In addition to reading this guide, we recommend you run the Elasticsearch Health Check-Up. It will detect issues and improve your Elasticsearch performance by analyzing your shard sizes, threadpools, memory, snapshots, disk watermarks and more.The Elasticsearch Check-Up is free and requires no installation.
This article is related to Opster’s Check Up tool. The Check-Up is free, does not require any installation and helps users improve performance in Elasticsearch and OpenSearch. Read more about it here, and run the tool here.
What it means
When you try to retrieve an Elasticsearch document by ID, Elasticsearch will count the number of times that a search or index operation searches for an ID which does not exist in the index. The most common cause for this is when an update or bulk update operation is trying to update a record with an ID which does not exist.
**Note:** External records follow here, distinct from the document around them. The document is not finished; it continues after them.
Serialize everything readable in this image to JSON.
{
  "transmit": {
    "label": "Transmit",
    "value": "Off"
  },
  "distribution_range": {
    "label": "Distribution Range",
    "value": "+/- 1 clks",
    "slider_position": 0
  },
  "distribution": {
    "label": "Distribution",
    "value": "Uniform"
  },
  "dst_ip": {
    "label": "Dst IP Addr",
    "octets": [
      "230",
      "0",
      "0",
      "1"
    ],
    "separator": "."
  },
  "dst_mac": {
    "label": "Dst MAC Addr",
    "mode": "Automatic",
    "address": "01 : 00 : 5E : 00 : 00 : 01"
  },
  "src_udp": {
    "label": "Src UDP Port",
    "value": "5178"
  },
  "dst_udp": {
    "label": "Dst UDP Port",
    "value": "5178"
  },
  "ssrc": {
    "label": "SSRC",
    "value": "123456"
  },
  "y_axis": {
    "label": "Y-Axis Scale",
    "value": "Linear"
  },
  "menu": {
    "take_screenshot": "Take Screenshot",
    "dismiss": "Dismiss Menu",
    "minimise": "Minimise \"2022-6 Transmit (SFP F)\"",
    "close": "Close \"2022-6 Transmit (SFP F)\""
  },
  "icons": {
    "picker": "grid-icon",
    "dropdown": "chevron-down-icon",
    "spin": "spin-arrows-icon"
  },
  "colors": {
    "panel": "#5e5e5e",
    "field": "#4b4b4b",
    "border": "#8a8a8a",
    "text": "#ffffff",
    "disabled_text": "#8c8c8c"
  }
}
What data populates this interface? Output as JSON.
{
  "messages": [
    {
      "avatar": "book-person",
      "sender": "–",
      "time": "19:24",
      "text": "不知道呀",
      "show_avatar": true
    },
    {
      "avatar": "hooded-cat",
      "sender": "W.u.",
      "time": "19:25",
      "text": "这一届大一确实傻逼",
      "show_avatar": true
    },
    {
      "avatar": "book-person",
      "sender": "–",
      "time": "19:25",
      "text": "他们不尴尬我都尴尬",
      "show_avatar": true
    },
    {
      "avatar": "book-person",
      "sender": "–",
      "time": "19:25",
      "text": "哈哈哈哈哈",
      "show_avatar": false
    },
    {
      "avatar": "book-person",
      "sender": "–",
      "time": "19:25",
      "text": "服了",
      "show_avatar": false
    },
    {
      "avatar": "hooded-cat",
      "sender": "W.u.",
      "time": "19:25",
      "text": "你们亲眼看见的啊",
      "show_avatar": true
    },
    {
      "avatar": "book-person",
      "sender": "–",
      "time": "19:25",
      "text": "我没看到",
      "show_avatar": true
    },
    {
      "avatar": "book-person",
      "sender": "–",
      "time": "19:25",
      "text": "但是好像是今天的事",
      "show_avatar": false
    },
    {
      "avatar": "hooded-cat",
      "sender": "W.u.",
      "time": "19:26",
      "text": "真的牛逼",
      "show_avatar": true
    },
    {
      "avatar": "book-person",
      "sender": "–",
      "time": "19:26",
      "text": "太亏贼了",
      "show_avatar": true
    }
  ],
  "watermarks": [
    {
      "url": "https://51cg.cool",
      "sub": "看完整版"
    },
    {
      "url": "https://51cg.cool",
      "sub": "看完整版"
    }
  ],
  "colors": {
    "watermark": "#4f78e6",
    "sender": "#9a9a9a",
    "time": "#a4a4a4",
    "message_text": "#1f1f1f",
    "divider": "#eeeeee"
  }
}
How to resolve
When you have a high index get missing total count, it is possible that your application architecture uses “upsert” as a strategy, i.e. updating a document if it exists and creating a new document if it doesn’t exist. In this case it is quite normal to have a high index get missing total count, and so this is expected behavior and there is no need to change anything.
If the amount of get misses is not too high, meaning in the perfectly normal range, it should not be considered an issue. However, when there is a high, consistent rate of get misses it might indicate that there is some application logic that should be optimized and reviewed. A high rate of index misses can cause indexing performance degradation.
As an edge case, if your system architecture expects the document being updated to always exist, then a high number here indicates that clients are trying to update documents that haven’t been indexed previously, so it is possible that indexing operations have failed or not run at all. In this case, it is worthwhile investigating the cause and taking action to capture failed indexing commands and have a system to retry indexing failures.